Fresh protests have been staged in Karachi over the controversial Innocence of Muslims film, the crude anti-Islamic movie made in the US. Thousands of protesters flooded the main streets of the Pakistan's southern port city shouting slogans against the US government, despite its own condemnation of the film, and the man who made the film, Nakoula Basseley Nakoula.

Despite Obama's best efforts to distance the US from the film, anger in some Islamic nations against the United States refuses to die down.

Waving green flags and banners, the protesters in Karachi severely condemned the US government and Google for refusing to remove the film.

The crowd shouted: "Hang the American filmmaker" and" "We are ready to sacrifice our lives for the honour of Prophet Mohammed."

Trampling on US flags and Obama's pictures, the marchers, spearheaded by top Muslim clerics in the city, raised a war cry.

"We strongly condemn this anti-Islam movie, it is a criminal act," said a cleric Mufti Meneebur Rehman who was leading the march.

The cleric also urged world leaders to introduce a global ban on insulting religious prophets and messengers but in the same breath said he supports freedom of expression.

The clerics once again placed a fresh bounty on the filmmaker's head saying whoever kills him will get gold equal to his body weight. Pakistan's railway minister Ghulam Ahmed Bilour had already set a bounty while inviting "Taliban and al-Qaida brothers" to go after the fiilmmaker.
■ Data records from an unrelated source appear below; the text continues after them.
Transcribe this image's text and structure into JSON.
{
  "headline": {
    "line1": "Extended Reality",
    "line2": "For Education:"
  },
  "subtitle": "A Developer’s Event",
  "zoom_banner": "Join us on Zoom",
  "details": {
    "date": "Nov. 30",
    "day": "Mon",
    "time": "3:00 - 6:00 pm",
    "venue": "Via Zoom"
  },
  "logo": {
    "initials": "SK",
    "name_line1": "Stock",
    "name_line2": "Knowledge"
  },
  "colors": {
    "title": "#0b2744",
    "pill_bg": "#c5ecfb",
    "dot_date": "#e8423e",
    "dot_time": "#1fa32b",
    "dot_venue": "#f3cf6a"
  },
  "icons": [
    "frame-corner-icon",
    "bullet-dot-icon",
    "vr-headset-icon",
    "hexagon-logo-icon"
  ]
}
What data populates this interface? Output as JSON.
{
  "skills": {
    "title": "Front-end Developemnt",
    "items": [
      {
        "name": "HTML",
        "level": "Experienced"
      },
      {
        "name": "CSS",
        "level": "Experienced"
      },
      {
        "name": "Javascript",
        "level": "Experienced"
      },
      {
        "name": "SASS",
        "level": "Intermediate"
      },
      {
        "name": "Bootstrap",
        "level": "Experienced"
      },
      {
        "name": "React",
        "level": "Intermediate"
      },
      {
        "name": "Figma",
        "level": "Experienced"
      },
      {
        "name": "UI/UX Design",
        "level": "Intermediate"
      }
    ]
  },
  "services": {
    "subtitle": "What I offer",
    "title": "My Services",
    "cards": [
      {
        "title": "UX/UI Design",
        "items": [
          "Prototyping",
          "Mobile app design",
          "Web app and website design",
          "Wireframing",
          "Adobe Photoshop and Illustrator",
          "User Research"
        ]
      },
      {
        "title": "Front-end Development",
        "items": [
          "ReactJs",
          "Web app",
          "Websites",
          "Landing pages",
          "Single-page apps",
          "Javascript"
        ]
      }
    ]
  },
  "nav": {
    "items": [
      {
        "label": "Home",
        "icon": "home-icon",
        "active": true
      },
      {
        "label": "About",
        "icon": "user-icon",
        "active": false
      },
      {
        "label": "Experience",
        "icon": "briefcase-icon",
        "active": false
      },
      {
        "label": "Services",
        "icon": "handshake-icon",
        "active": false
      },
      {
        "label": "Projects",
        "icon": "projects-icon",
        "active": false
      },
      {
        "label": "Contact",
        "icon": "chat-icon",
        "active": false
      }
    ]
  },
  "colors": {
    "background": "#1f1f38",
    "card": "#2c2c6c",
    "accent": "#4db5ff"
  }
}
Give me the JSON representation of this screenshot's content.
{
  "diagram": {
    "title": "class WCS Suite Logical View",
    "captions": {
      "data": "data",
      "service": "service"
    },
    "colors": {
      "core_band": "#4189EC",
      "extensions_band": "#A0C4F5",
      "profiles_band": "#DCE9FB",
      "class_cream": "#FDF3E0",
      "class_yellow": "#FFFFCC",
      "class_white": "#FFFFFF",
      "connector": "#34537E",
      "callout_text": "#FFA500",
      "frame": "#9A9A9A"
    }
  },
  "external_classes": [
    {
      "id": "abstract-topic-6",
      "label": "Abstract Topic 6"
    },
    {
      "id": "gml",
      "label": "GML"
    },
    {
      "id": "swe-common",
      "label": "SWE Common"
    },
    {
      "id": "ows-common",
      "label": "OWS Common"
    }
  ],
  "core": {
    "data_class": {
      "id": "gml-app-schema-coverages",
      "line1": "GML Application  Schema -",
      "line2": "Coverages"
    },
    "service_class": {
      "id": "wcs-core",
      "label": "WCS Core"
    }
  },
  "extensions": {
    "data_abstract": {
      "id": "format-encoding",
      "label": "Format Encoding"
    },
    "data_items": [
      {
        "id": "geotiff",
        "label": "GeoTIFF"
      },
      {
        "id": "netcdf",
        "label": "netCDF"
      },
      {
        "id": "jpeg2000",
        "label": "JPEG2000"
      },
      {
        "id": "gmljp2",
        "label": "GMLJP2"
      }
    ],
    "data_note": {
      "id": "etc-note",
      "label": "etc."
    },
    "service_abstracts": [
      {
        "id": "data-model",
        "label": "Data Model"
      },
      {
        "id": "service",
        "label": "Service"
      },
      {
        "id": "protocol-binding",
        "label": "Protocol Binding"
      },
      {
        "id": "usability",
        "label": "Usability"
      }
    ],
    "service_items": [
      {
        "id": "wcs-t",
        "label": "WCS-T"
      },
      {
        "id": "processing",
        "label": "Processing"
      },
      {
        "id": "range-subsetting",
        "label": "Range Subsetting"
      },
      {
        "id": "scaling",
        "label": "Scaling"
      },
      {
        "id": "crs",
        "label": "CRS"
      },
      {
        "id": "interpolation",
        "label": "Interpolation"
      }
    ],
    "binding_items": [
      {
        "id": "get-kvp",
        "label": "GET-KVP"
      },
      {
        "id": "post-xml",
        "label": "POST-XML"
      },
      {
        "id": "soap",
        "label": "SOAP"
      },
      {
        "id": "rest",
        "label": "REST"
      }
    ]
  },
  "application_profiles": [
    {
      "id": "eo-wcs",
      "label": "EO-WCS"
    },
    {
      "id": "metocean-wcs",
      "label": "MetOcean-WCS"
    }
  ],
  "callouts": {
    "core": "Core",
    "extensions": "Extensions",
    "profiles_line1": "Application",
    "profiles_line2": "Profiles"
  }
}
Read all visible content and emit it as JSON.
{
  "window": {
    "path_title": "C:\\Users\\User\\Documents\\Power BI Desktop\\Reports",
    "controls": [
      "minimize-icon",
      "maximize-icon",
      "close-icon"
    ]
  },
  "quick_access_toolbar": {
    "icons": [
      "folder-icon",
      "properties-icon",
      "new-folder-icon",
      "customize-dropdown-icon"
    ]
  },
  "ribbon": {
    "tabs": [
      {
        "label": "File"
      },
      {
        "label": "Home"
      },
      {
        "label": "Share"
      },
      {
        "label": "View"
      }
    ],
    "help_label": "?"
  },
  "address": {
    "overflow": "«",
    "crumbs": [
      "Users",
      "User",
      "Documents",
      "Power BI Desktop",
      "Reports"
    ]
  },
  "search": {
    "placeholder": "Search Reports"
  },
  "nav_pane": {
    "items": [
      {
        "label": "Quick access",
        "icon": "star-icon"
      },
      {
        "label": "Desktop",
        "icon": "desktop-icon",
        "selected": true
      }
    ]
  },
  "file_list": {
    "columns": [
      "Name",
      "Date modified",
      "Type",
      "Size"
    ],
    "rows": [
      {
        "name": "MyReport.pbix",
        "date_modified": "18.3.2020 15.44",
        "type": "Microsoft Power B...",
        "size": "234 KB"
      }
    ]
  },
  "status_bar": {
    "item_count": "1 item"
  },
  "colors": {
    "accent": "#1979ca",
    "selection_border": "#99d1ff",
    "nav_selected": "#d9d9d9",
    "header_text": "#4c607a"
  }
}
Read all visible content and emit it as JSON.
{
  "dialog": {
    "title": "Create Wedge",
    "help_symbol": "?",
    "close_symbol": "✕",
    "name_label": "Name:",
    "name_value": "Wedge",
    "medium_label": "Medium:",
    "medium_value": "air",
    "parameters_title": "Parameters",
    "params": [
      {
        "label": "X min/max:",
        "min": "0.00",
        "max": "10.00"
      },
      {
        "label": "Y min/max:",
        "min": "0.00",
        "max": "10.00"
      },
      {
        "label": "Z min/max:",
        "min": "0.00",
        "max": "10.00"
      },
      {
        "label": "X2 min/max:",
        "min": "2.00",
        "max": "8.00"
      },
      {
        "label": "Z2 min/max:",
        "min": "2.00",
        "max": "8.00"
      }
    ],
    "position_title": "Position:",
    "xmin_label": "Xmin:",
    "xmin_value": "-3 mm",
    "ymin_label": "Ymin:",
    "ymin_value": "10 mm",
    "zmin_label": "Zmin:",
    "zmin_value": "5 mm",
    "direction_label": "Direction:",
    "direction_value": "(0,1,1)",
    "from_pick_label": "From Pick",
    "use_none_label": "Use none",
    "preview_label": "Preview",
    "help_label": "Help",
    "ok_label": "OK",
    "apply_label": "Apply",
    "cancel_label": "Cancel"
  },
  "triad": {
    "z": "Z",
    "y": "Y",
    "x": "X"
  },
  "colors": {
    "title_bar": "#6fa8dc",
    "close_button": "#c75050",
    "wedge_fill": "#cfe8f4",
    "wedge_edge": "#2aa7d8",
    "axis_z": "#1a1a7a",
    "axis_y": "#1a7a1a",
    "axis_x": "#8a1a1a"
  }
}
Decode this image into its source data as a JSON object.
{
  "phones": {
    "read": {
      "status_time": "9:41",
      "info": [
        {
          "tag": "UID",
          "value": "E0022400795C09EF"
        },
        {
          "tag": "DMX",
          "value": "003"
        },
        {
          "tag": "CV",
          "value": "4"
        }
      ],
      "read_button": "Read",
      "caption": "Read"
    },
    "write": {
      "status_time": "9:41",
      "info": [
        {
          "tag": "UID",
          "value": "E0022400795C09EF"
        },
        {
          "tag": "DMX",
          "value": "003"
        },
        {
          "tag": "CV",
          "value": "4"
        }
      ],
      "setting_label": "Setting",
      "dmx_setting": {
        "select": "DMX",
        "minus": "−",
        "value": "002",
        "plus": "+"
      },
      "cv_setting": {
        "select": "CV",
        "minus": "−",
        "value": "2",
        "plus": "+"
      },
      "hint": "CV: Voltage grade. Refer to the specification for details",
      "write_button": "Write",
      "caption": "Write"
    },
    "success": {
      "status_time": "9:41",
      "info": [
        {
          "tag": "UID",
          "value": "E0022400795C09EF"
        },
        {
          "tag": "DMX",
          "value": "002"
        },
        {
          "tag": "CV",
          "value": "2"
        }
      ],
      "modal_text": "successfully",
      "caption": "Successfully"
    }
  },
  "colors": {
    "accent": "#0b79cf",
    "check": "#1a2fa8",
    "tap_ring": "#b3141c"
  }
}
Cartoons of Mohammed which were published by a few European magazines were also condemned at the rally.

The crowd was estimated to be around 15,000 while hundreds of police and paramilitary forces had been deployed to avoid any violence. Several Islamic organisations inside the country expressed solidarity with the rally and joined the protest. The rally organisers claim "millions of people" participated in the protest.

The government imposed heavy restrictions on such rallies after nearly two dozen people died in previous protests. The rally was allowed after the Islamic clerics promised it would be nonviolent.